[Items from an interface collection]

★ ★ ★ ★ ★ ★ ★

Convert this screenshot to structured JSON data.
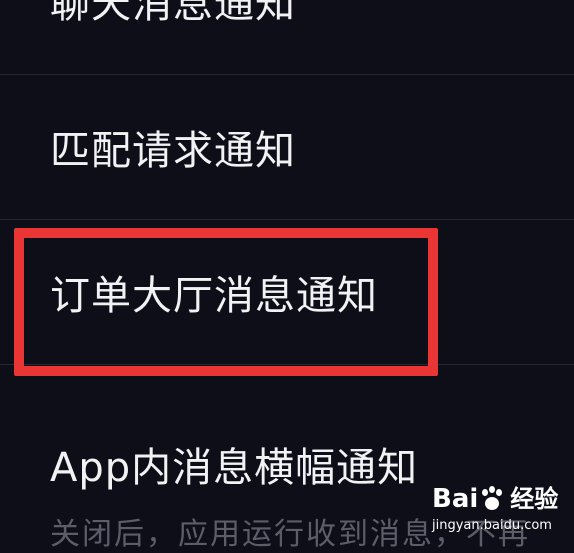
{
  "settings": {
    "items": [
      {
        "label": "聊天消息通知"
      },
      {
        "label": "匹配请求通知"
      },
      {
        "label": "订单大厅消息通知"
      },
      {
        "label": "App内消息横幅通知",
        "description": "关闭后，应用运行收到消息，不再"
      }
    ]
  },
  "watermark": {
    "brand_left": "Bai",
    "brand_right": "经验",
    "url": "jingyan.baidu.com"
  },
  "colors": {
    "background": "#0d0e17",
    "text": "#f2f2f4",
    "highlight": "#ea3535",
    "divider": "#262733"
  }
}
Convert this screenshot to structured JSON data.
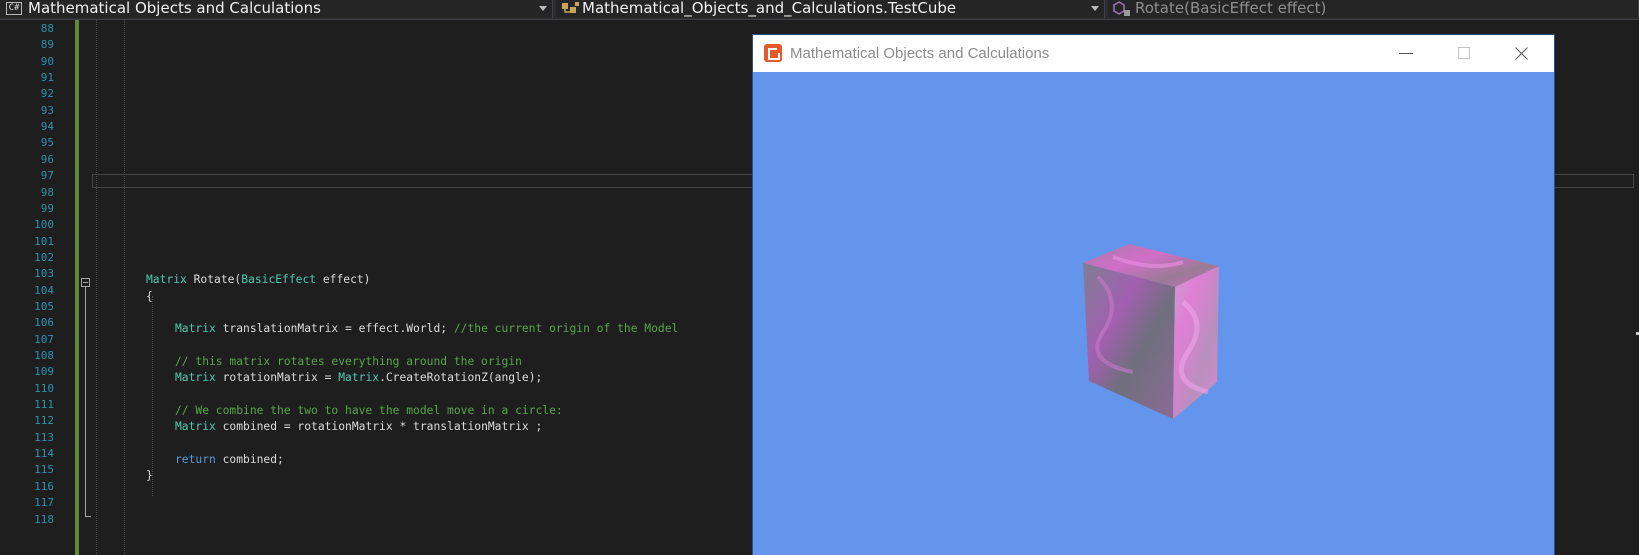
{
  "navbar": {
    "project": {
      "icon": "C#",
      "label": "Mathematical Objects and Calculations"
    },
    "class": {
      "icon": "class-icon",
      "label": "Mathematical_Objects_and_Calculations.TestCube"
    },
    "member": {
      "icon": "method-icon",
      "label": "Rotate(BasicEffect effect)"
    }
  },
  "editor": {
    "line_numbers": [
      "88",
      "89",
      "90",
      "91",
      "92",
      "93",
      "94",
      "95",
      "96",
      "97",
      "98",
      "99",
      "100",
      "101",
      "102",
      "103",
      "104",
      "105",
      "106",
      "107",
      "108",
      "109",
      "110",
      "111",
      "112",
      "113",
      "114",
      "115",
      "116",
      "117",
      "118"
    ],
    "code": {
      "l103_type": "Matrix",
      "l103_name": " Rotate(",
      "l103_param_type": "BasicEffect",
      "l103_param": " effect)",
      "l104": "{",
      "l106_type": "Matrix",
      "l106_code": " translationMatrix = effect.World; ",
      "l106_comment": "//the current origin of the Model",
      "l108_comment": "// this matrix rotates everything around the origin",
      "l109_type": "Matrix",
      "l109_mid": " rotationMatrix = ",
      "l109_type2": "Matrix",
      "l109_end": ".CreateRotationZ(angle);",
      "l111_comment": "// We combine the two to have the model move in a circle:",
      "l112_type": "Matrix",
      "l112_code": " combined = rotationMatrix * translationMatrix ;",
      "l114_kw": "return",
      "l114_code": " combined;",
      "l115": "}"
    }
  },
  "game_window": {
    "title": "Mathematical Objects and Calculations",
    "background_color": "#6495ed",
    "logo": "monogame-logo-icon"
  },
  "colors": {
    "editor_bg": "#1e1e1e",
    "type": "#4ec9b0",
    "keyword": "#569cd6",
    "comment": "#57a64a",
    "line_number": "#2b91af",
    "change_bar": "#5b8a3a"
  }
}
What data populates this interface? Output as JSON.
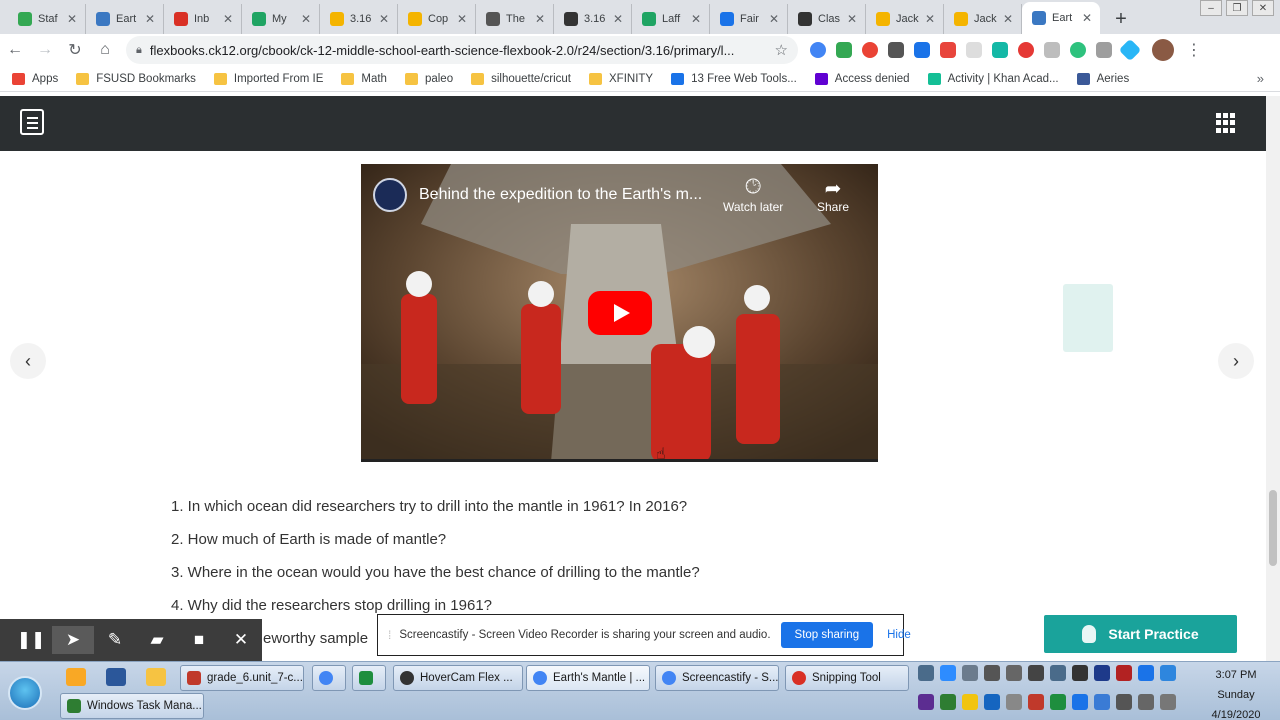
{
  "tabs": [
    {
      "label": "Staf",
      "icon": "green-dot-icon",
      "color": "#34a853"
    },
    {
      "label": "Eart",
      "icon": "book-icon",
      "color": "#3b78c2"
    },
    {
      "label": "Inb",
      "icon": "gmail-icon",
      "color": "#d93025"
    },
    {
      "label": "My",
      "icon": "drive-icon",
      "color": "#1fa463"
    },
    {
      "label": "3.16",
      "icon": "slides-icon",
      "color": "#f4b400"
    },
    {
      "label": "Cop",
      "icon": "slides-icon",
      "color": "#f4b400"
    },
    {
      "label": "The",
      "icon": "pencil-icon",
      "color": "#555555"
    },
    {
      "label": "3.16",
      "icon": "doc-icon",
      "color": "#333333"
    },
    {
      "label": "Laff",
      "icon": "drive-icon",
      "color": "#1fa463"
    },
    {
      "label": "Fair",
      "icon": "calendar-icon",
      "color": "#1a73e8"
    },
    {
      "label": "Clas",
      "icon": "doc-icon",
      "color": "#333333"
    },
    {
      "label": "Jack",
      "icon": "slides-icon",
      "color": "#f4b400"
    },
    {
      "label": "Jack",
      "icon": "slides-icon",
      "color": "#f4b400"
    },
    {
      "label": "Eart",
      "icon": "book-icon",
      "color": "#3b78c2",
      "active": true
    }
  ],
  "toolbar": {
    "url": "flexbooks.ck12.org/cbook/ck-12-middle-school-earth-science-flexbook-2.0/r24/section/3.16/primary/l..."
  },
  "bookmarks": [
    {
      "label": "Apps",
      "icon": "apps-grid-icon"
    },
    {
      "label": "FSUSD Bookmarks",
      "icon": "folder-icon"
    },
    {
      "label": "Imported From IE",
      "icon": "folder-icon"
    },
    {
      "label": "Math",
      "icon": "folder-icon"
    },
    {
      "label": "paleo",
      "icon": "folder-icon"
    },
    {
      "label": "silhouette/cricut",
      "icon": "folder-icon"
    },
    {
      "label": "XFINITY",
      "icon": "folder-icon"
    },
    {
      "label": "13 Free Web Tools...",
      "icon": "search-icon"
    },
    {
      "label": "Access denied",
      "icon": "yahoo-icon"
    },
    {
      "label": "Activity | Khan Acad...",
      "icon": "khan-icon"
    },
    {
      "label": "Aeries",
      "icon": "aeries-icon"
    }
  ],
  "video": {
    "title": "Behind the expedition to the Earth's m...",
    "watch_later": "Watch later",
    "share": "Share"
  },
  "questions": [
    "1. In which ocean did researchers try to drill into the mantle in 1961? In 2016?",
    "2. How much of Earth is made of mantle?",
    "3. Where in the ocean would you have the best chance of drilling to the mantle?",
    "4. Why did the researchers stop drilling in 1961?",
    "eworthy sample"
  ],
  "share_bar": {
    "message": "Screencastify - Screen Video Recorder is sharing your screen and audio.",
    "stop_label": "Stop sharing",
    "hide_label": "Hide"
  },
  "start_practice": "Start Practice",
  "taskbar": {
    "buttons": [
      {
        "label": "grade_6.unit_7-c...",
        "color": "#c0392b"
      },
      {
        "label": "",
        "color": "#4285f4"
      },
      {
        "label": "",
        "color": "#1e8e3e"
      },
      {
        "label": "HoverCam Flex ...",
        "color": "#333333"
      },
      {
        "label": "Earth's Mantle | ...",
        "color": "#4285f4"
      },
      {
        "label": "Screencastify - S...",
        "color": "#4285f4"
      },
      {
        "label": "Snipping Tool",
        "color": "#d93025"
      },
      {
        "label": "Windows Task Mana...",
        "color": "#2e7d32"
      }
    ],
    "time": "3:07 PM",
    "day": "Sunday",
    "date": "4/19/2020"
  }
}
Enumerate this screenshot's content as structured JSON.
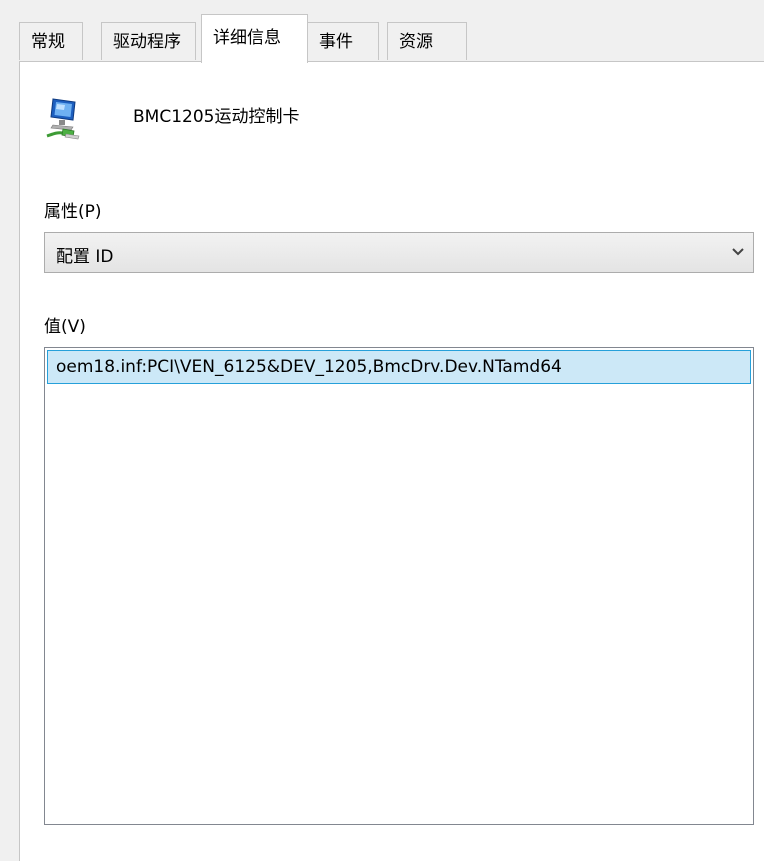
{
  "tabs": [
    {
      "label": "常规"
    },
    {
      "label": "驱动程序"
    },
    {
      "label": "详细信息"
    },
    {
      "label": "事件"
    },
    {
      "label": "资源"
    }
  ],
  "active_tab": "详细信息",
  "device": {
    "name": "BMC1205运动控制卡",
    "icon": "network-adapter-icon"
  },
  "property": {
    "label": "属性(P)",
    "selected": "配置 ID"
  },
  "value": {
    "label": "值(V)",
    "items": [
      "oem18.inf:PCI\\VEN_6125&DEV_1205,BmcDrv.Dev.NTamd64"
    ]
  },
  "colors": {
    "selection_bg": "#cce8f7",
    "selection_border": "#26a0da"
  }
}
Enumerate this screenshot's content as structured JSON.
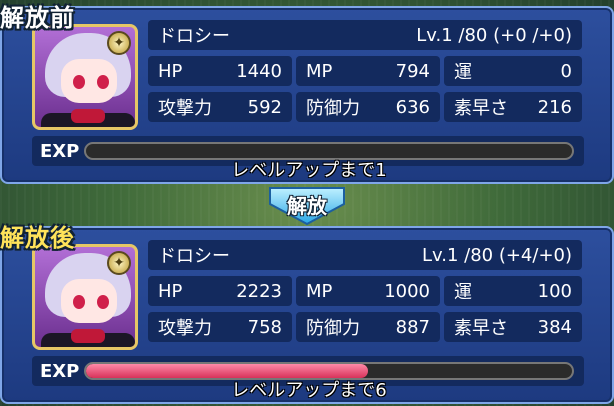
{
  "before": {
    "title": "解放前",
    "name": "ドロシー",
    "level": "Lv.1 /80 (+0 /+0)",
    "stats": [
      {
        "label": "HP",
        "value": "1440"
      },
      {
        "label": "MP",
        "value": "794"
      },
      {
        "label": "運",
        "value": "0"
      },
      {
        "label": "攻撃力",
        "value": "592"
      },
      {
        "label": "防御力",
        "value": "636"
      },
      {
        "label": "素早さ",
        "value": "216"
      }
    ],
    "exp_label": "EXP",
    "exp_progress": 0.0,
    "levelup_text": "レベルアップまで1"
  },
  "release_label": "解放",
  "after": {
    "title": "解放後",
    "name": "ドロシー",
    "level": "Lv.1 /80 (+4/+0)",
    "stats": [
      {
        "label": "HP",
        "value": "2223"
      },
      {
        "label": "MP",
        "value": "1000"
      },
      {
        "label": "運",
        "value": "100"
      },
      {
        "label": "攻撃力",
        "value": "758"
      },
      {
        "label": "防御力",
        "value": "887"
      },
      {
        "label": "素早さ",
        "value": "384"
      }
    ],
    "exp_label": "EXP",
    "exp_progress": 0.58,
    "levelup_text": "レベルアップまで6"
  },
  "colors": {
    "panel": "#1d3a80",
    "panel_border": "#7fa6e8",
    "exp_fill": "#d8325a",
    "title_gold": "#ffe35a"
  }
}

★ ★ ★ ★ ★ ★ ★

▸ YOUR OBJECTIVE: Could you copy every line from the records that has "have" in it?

▸ FINAL ANSWER:
      "l111_comment": "// We combine the two to have the model move in a circle:",
    "3. Where in the ocean would you have the best chance of drilling to the mantle?",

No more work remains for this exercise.